[MATERIAL PROVIDED — start]
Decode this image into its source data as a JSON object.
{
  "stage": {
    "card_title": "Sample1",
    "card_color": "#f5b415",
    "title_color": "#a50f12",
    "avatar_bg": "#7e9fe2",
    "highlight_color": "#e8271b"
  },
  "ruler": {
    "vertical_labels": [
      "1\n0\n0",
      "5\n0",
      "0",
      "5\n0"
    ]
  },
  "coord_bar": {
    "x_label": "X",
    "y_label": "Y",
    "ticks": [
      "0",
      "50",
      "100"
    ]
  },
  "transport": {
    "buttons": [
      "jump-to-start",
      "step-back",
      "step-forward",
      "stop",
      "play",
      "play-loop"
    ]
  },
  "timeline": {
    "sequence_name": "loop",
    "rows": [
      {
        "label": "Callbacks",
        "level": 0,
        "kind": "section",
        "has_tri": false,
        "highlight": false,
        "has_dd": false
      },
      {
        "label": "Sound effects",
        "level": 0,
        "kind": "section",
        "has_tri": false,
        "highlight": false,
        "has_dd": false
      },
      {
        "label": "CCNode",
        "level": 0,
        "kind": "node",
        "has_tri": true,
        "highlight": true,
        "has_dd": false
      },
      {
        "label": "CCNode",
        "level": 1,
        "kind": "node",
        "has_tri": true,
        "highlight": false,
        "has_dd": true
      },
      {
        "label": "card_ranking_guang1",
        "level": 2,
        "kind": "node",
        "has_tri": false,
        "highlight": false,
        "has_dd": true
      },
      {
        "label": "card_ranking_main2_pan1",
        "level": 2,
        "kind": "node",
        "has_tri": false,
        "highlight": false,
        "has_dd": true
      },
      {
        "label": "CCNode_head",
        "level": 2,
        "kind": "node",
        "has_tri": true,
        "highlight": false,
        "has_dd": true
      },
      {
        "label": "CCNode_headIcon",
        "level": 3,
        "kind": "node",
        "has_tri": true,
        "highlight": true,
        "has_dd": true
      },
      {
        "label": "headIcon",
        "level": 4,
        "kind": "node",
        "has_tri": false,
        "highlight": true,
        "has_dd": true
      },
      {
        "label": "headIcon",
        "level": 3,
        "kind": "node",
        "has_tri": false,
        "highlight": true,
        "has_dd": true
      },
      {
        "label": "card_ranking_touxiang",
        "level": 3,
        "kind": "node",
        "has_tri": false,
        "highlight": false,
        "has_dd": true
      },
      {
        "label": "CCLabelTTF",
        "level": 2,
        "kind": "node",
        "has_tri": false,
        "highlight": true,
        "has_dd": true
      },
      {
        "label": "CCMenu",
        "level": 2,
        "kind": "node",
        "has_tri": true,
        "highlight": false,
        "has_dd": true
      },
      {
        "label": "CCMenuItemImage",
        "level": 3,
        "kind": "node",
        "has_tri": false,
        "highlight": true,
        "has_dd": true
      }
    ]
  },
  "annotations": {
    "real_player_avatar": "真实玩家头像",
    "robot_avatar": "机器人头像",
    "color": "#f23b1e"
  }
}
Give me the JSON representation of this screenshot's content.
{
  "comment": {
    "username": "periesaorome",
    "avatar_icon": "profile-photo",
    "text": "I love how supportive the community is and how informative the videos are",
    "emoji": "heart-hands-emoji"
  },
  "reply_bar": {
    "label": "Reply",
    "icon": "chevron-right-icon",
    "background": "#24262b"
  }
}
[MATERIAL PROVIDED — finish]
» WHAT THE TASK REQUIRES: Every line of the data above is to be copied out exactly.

» ANSWER:
Decode this image into its source data as a JSON object.
{
  "stage": {
    "card_title": "Sample1",
    "card_color": "#f5b415",
    "title_color": "#a50f12",
    "avatar_bg": "#7e9fe2",
    "highlight_color": "#e8271b"
  },
  "ruler": {
    "vertical_labels": [
      "1\n0\n0",
      "5\n0",
      "0",
      "5\n0"
    ]
  },
  "coord_bar": {
    "x_label": "X",
    "y_label": "Y",
    "ticks": [
      "0",
      "50",
      "100"
    ]
  },
  "transport": {
    "buttons": [
      "jump-to-start",
      "step-back",
      "step-forward",
      "stop",
      "play",
      "play-loop"
    ]
  },
  "timeline": {
    "sequence_name": "loop",
    "rows": [
      {
        "label": "Callbacks",
        "level": 0,
        "kind": "section",
        "has_tri": false,
        "highlight": false,
        "has_dd": false
      },
      {
        "label": "Sound effects",
        "level": 0,
        "kind": "section",
        "has_tri": false,
        "highlight": false,
        "has_dd": false
      },
      {
        "label": "CCNode",
        "level": 0,
        "kind": "node",
        "has_tri": true,
        "highlight": true,
        "has_dd": false
      },
      {
        "label": "CCNode",
        "level": 1,
        "kind": "node",
        "has_tri": true,
        "highlight": false,
        "has_dd": true
      },
      {
        "label": "card_ranking_guang1",
        "level": 2,
        "kind": "node",
        "has_tri": false,
        "highlight": false,
        "has_dd": true
      },
      {
        "label": "card_ranking_main2_pan1",
        "level": 2,
        "kind": "node",
        "has_tri": false,
        "highlight": false,
        "has_dd": true
      },
      {
        "label": "CCNode_head",
        "level": 2,
        "kind": "node",
        "has_tri": true,
        "highlight": false,
        "has_dd": true
      },
      {
        "label": "CCNode_headIcon",
        "level": 3,
        "kind": "node",
        "has_tri": true,
        "highlight": true,
        "has_dd": true
      },
      {
        "label": "headIcon",
        "level": 4,
        "kind": "node",
        "has_tri": false,
        "highlight": true,
        "has_dd": true
      },
      {
        "label": "headIcon",
        "level": 3,
        "kind": "node",
        "has_tri": false,
        "highlight": true,
        "has_dd": true
      },
      {
        "label": "card_ranking_touxiang",
        "level": 3,
        "kind": "node",
        "has_tri": false,
        "highlight": false,
        "has_dd": true
      },
      {
        "label": "CCLabelTTF",
        "level": 2,
        "kind": "node",
        "has_tri": false,
        "highlight": true,
        "has_dd": true
      },
      {
        "label": "CCMenu",
        "level": 2,
        "kind": "node",
        "has_tri": true,
        "highlight": false,
        "has_dd": true
      },
      {
        "label": "CCMenuItemImage",
        "level": 3,
        "kind": "node",
        "has_tri": false,
        "highlight": true,
        "has_dd": true
      }
    ]
  },
  "annotations": {
    "real_player_avatar": "真实玩家头像",
    "robot_avatar": "机器人头像",
    "color": "#f23b1e"
  }
}
Give me the JSON representation of this screenshot's content.
{
  "comment": {
    "username": "periesaorome",
    "avatar_icon": "profile-photo",
    "text": "I love how supportive the community is and how informative the videos are",
    "emoji": "heart-hands-emoji"
  },
  "reply_bar": {
    "label": "Reply",
    "icon": "chevron-right-icon",
    "background": "#24262b"
  }
}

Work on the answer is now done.